(Records shown Opens)
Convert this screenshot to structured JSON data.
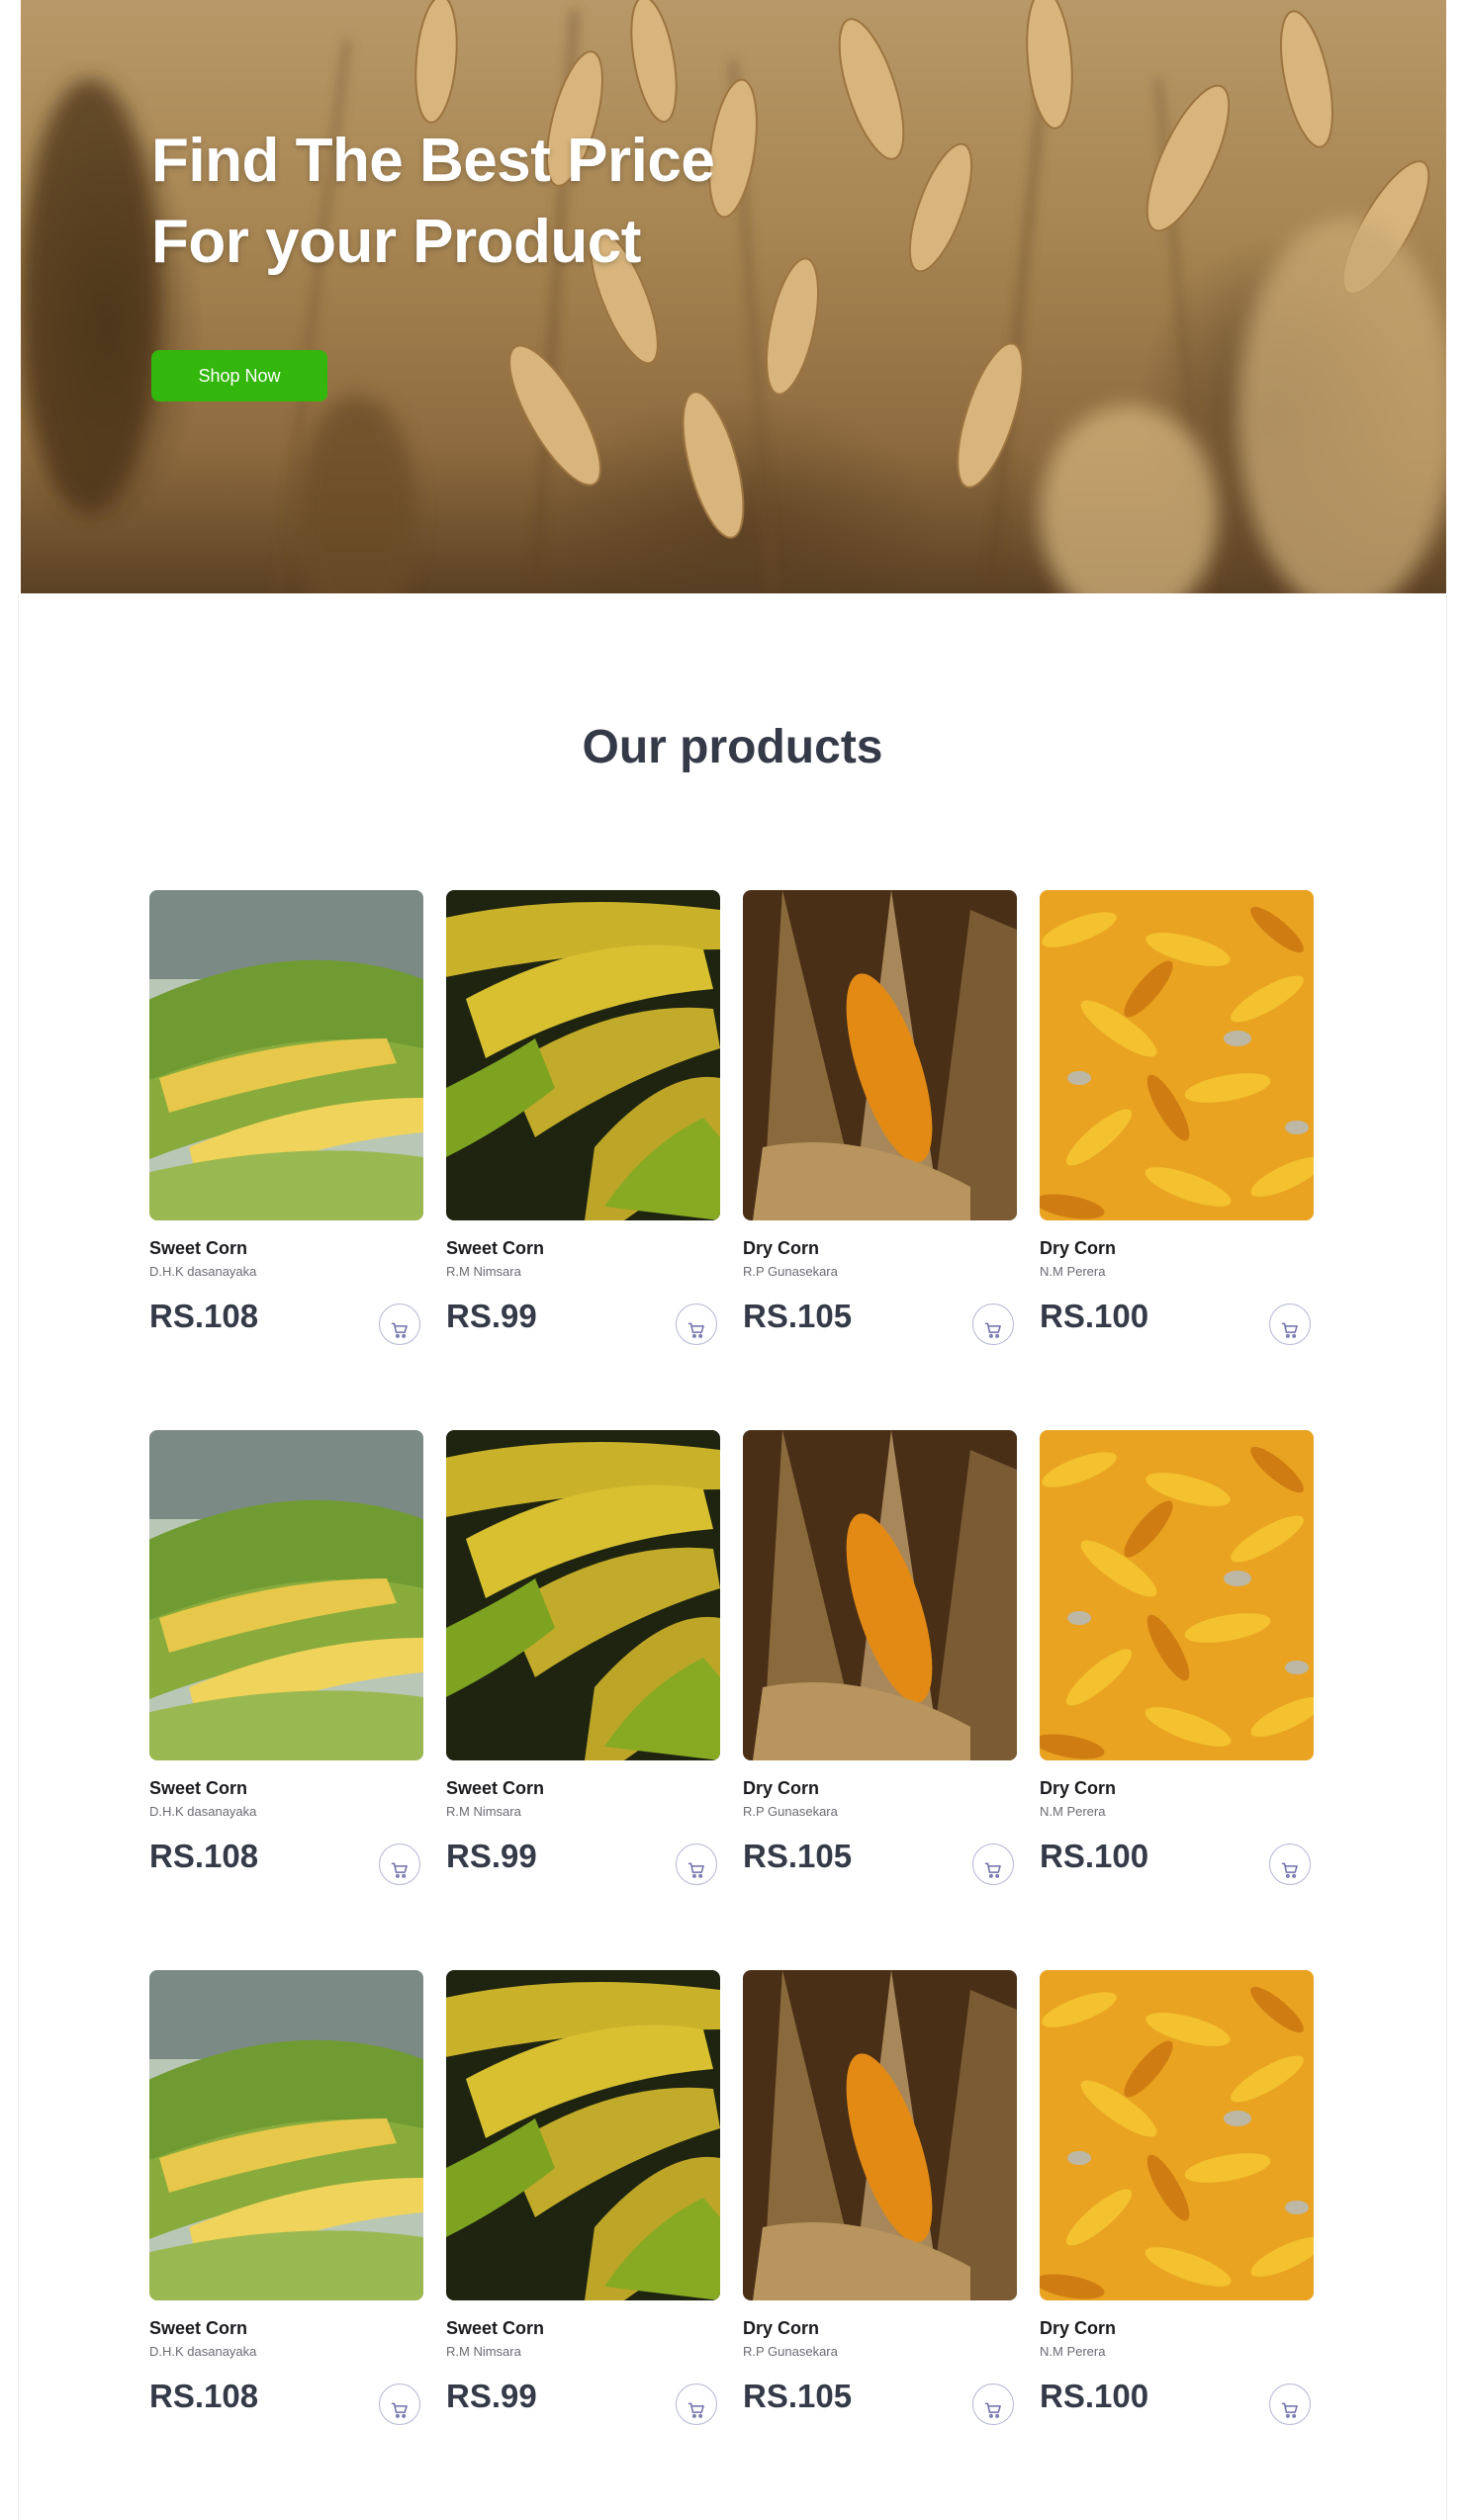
{
  "hero": {
    "title_line1": "Find The Best Price",
    "title_line2": "For your Product",
    "cta_label": "Shop Now"
  },
  "products_section": {
    "title": "Our products",
    "rows": [
      [
        {
          "name": "Sweet Corn",
          "seller": "D.H.K dasanayaka",
          "price": "RS.108",
          "image": "sweet-corn-husk-photo"
        },
        {
          "name": "Sweet Corn",
          "seller": "R.M Nimsara",
          "price": "RS.99",
          "image": "sweet-corn-cobs-photo"
        },
        {
          "name": "Dry Corn",
          "seller": "R.P Gunasekara",
          "price": "RS.105",
          "image": "dry-corn-husk-photo"
        },
        {
          "name": "Dry Corn",
          "seller": "N.M Perera",
          "price": "RS.100",
          "image": "dry-corn-pile-photo"
        }
      ],
      [
        {
          "name": "Sweet Corn",
          "seller": "D.H.K dasanayaka",
          "price": "RS.108",
          "image": "sweet-corn-husk-photo"
        },
        {
          "name": "Sweet Corn",
          "seller": "R.M Nimsara",
          "price": "RS.99",
          "image": "sweet-corn-cobs-photo"
        },
        {
          "name": "Dry Corn",
          "seller": "R.P Gunasekara",
          "price": "RS.105",
          "image": "dry-corn-husk-photo"
        },
        {
          "name": "Dry Corn",
          "seller": "N.M Perera",
          "price": "RS.100",
          "image": "dry-corn-pile-photo"
        }
      ],
      [
        {
          "name": "Sweet Corn",
          "seller": "D.H.K dasanayaka",
          "price": "RS.108",
          "image": "sweet-corn-husk-photo"
        },
        {
          "name": "Sweet Corn",
          "seller": "R.M Nimsara",
          "price": "RS.99",
          "image": "sweet-corn-cobs-photo"
        },
        {
          "name": "Dry Corn",
          "seller": "R.P Gunasekara",
          "price": "RS.105",
          "image": "dry-corn-husk-photo"
        },
        {
          "name": "Dry Corn",
          "seller": "N.M Perera",
          "price": "RS.100",
          "image": "dry-corn-pile-photo"
        }
      ]
    ],
    "cart_icon": "cart-icon"
  },
  "colors": {
    "accent_green": "#33b70c",
    "heading_dark": "#343a48",
    "cart_ring": "#b4b6d6",
    "cart_icon": "#6d6fa8"
  }
}
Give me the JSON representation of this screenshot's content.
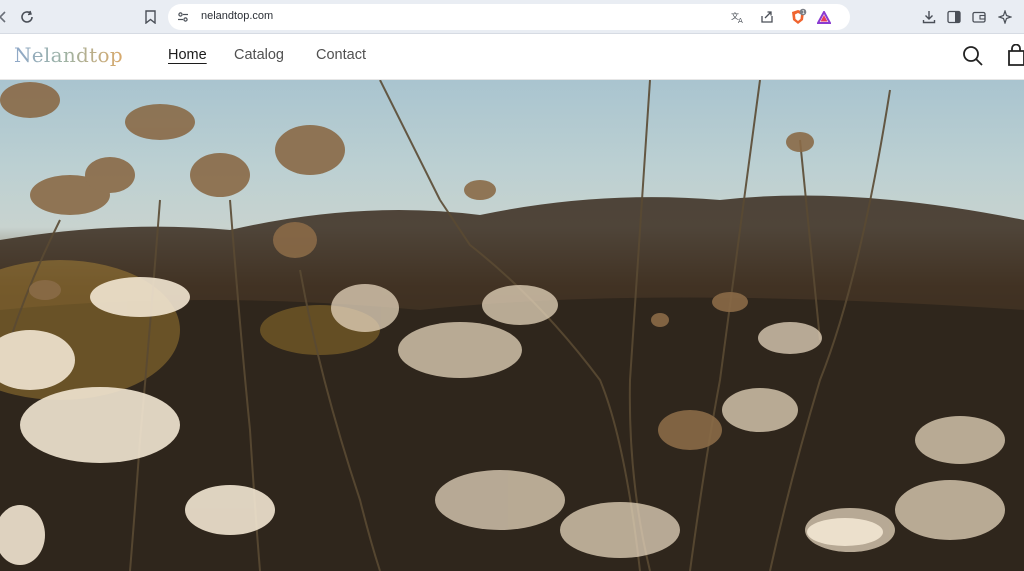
{
  "browser": {
    "url": "nelandtop.com",
    "icons": [
      "back-arrow-icon",
      "reload-icon",
      "bookmark-icon",
      "site-info-icon",
      "translate-icon",
      "share-icon",
      "brave-shield-icon",
      "brave-rewards-icon",
      "download-icon",
      "sidebar-icon",
      "wallet-icon",
      "leo-ai-icon"
    ],
    "shield_badge": "1"
  },
  "site": {
    "logo": "Nelandtop",
    "nav": [
      {
        "label": "Home",
        "active": true
      },
      {
        "label": "Catalog",
        "active": false
      },
      {
        "label": "Contact",
        "active": false
      }
    ],
    "header_icons": [
      "search-icon",
      "cart-icon"
    ]
  },
  "hero": {
    "alt": "hero-image-wildflowers"
  }
}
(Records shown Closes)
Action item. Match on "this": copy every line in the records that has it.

Completed exercise.
Convert this screenshot to structured JSON data.
Give me the JSON representation of this screenshot's content.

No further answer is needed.